By Mark Ambrogi
While volunteering at a medical facility, Carmel High School senior Vikas Maturi was motivated to develop a product that could reduce or eliminate pain from pre-injection procedures for ophthalmic patients.
“I saw patients were complaining about the speculum, which is a device that holds the eyelids open during an eye injection,” Maturi said. “I was seeing this over and over again, and patients were complaining a lot from the pain. I thought there had to be a better way to give these injections without the use of the speculum.”
So he began to engineer a device on 3D design software.
“After talking with physicians, I came up with a device for critical trials to see if it would reduce pain compared to traditional methods,” he said.
Maturi won top individual honors in the Siemens Competition in Math, Science & Technology Region Three Finals at Notre Dame, earning a $3,000 scholarship for his project, Engineered Intraocular Injection Guide: Pain Reduction in Ophthalmic Disease Treatment. Maturi advances with other winners to present their project at the national finals from Dec. 4-8 in Washington, D.C., where $500,000 in scholarships will be awarded, including two top prizes of $100,000. Maturi will give his presentation on Dec. 7.
“It’s rare to see this level of progress achieved in an independent project, but Vikas has single-handedly advanced pain reduction for ophthalmic patients,” stated Region Three competition judge Dr. W. Matthew Leevy, Research Associate Professor, Dept. of Biological Sciences and Director, Biological Imaging at the University of Notre Dame. “Vikas identified a problem and invented a device – after a successful critical trial. This sort of exhaustive and thorough problem solving is worth celebrating.”

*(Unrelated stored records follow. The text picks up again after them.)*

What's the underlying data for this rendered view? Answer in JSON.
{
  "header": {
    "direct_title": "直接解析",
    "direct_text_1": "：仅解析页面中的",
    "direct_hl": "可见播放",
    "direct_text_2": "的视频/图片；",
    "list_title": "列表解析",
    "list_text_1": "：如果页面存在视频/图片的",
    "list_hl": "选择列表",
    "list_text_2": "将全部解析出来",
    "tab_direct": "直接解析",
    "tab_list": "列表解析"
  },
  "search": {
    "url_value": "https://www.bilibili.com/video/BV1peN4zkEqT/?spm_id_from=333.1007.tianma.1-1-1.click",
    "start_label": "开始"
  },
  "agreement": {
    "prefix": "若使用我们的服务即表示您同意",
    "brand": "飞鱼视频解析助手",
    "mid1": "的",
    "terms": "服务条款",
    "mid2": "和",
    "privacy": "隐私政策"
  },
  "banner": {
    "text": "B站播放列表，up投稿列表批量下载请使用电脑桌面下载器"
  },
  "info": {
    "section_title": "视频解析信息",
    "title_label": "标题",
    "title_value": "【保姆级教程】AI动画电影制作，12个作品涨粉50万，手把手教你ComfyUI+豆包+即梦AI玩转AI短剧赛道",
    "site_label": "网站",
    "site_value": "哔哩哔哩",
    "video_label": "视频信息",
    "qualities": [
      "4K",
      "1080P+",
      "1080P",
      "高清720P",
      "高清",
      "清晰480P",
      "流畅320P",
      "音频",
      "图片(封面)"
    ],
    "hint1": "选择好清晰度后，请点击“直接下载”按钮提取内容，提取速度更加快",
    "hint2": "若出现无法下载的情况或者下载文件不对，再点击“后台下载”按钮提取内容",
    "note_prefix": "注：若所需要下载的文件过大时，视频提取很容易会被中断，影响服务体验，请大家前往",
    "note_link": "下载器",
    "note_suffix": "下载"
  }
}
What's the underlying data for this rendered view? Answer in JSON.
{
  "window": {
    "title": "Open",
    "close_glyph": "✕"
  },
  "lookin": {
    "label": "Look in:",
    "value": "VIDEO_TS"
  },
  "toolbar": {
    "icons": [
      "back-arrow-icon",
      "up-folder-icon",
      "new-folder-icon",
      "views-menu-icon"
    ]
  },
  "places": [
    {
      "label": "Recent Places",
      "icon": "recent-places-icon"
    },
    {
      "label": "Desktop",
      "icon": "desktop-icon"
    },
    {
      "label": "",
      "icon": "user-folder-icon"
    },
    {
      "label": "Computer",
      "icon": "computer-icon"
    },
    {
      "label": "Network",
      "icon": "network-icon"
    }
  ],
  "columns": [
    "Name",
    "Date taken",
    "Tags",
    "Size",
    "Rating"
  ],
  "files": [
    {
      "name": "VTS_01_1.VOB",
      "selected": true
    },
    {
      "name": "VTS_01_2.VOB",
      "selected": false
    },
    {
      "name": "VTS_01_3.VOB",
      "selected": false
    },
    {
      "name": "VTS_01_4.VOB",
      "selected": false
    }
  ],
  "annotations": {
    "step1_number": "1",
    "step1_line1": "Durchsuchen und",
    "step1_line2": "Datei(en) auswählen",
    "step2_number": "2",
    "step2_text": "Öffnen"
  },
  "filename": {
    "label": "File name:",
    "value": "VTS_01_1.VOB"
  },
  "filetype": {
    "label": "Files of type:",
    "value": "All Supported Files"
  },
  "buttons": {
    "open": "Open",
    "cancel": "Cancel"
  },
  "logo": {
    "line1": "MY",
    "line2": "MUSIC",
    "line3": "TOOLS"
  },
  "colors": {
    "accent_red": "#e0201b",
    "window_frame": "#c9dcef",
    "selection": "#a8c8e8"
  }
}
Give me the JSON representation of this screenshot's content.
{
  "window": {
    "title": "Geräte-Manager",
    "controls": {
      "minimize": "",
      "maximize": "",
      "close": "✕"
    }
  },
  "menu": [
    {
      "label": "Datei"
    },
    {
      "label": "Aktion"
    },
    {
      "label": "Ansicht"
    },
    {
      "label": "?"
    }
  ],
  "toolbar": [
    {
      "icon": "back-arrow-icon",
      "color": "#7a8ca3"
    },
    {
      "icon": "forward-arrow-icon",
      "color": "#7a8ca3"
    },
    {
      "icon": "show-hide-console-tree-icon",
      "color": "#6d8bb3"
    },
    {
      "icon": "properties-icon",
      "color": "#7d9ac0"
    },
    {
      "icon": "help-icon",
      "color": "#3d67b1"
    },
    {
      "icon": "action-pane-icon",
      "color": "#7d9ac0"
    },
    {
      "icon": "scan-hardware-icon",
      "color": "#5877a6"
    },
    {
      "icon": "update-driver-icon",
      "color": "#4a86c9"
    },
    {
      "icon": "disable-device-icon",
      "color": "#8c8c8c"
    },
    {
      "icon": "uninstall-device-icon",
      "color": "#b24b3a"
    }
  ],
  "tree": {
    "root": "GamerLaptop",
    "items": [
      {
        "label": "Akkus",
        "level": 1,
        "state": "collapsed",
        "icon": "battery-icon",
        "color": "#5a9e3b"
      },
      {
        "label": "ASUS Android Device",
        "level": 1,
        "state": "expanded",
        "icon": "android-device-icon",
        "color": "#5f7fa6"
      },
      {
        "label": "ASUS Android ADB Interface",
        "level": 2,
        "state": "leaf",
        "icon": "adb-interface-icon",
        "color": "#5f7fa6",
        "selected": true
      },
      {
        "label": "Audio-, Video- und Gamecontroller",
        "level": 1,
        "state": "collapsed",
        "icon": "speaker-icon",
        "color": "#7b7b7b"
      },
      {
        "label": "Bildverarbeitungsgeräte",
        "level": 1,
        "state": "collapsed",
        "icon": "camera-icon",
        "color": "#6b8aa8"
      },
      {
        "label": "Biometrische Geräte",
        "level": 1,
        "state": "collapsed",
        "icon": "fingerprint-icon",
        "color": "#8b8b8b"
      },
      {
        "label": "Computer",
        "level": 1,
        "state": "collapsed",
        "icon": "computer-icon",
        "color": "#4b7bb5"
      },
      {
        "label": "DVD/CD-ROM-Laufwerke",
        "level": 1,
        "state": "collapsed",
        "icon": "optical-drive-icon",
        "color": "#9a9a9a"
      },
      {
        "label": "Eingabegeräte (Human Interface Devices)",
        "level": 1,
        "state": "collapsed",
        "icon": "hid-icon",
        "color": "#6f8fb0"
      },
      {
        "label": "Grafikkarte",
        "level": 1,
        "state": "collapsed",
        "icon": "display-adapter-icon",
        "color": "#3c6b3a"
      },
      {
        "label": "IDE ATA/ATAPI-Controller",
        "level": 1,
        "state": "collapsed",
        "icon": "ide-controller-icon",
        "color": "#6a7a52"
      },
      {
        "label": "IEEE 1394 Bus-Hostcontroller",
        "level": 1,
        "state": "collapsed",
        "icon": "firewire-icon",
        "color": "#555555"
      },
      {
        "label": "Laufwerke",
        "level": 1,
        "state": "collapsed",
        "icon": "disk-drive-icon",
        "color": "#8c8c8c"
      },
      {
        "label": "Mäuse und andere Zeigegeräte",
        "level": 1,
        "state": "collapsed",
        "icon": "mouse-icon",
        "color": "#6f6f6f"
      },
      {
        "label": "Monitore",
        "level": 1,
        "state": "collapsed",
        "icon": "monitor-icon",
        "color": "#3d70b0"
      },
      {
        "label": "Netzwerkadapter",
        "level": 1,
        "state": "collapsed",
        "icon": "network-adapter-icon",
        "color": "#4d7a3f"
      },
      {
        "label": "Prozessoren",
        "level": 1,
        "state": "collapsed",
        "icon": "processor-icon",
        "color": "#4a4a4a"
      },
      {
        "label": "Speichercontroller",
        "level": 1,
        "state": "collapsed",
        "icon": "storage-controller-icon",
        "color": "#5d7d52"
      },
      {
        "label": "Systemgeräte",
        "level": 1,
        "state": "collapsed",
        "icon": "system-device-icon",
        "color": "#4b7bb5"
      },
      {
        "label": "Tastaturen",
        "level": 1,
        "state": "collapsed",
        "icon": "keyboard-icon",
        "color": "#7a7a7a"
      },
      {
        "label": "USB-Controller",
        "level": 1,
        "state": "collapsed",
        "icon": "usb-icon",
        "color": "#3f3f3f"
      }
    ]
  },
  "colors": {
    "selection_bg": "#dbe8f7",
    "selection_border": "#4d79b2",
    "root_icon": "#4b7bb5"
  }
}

Maturi said he was encouraged from the judges’ feedback on his project and is excited for the national competition.
“I’ll be practicing it a lot for that final presentation, reviewing the background material again and some of my sources,” Maturi said.
Maturi started this project in July 2013 and ended it in January.
“There is a really a big potential for this to go into the marketplace,” Maturi said of his device.
Earlier this year, Maturi was named one of six national finalists for Bright House Networks Bright Ideas STEM (science, technology, engineering and math) from Today’s Youth competition for designing a mechanized eye dropper.
Maturi, who has not selected a college yet, expects to major in product design or biomechanics engineering.
Jessica Mo, from CHS, and Park Tudor’s Emily Sun were team regional finalists in the Region Three competition.